Paul Callan says Sony is right to call for blocking the tweeting of private emails stolen by hackers
updated 7:57 AM EST, Tue December 23, 2014
As Christmas arrives, eyes turn naturally toward Bethlehem. But have we got our history of Christmas right? Jay Parini explores.
updated 11:29 PM EST, Mon December 22, 2014
The late Joe Cocker somehow found himself among the rock 'n' roll aristocracy who showed up in Woodstock to help administer a collective blessing upon a generation.
updated 4:15 PM EST, Tue December 23, 2014
History may not judge Obama kindly on Syria or even Iraq. But for a lame duck president, he seems to have quacking left to do, says Aaron Miller.
updated 1:11 PM EST, Tue December 23, 2014
Terrorism and WMD -- it's easy to understand why these consistently make the headlines. But small arms can be devastating too, says Rachel Stohl.
updated 1:08 PM EST, Mon December 22, 2014
Ever since "Bridge-gate" threatened to derail Chris Christie's chances for 2016, Jeb Bush has been hinting he might run. Julian Zelizer looks at why he could win.
updated 1:53 PM EST, Sat December 20, 2014

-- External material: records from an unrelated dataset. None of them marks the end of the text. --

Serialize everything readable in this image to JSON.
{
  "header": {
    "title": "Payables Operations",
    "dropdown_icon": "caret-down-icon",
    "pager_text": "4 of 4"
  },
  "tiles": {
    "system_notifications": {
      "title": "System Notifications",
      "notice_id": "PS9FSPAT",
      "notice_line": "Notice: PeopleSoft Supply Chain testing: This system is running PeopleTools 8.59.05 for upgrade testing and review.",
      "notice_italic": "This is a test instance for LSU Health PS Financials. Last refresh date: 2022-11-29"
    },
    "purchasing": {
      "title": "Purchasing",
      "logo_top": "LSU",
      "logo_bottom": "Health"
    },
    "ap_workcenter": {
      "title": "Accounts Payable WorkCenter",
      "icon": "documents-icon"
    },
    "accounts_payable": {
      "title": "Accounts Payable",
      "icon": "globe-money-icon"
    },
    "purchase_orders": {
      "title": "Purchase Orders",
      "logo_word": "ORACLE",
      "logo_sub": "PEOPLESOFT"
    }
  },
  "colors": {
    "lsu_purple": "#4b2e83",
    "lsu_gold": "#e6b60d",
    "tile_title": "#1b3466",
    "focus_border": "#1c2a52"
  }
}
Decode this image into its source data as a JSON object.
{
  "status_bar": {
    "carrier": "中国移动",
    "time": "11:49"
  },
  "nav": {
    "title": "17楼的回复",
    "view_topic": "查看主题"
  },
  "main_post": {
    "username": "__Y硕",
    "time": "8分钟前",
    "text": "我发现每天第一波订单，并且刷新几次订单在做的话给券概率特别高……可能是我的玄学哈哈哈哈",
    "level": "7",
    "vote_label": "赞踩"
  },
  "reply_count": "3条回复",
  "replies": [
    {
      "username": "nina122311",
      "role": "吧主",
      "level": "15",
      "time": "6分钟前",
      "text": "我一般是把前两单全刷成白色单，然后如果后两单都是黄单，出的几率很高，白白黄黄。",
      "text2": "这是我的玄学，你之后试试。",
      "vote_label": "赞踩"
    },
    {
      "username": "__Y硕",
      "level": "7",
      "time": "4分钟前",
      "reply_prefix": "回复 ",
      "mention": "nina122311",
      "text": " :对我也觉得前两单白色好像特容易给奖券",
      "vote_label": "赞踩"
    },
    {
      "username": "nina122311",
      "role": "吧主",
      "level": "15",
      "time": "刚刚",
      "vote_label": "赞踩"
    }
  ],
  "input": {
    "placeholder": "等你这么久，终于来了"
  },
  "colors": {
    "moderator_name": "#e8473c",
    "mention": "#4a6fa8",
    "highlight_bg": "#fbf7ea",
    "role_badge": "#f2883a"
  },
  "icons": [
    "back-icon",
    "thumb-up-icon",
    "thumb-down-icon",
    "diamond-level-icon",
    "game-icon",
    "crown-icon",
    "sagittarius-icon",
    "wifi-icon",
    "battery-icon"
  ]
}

New York's decision to ban hydraulic fracturing was more about politics than good environmental policy, argues Jeremy Carl.
updated 3:19 PM EST, Sat December 20, 2014
On perhaps this year's most compelling drama, the credits have yet to roll. But we still need to learn some cyber lessons to protect America, suggest John McCain.
updated 5:39 PM EST, Mon December 22, 2014
Conservatives know easing the trade embargo with Cuba is good for America. They should just admit it, says Fareed Zakaria.
updated 8:12 PM EST, Fri December 19, 2014
We're a world away from Pakistan in geography, but not in sentiment, writes Donna Brazile.
updated 12:09 PM EST, Fri December 19, 2014
How about a world where we have murderers but no murders? The police still chase down criminals who commit murder, we have trials and justice is handed out...but no one dies.
updated 6:45 PM EST, Thu December 18, 2014
The U.S. must respond to North Korea's alleged hacking of Sony, says Christian Whiton. Failing to do so will only embolden it.
updated 4:34 PM EST, Fri December 19, 2014
President Obama has been flexing his executive muscles lately despite Democrat's losses, writes Gloria Borger
ADVERTISEMENT
ADVERTISEMENT
ADVERTISEMENT
ADVERTISEMENT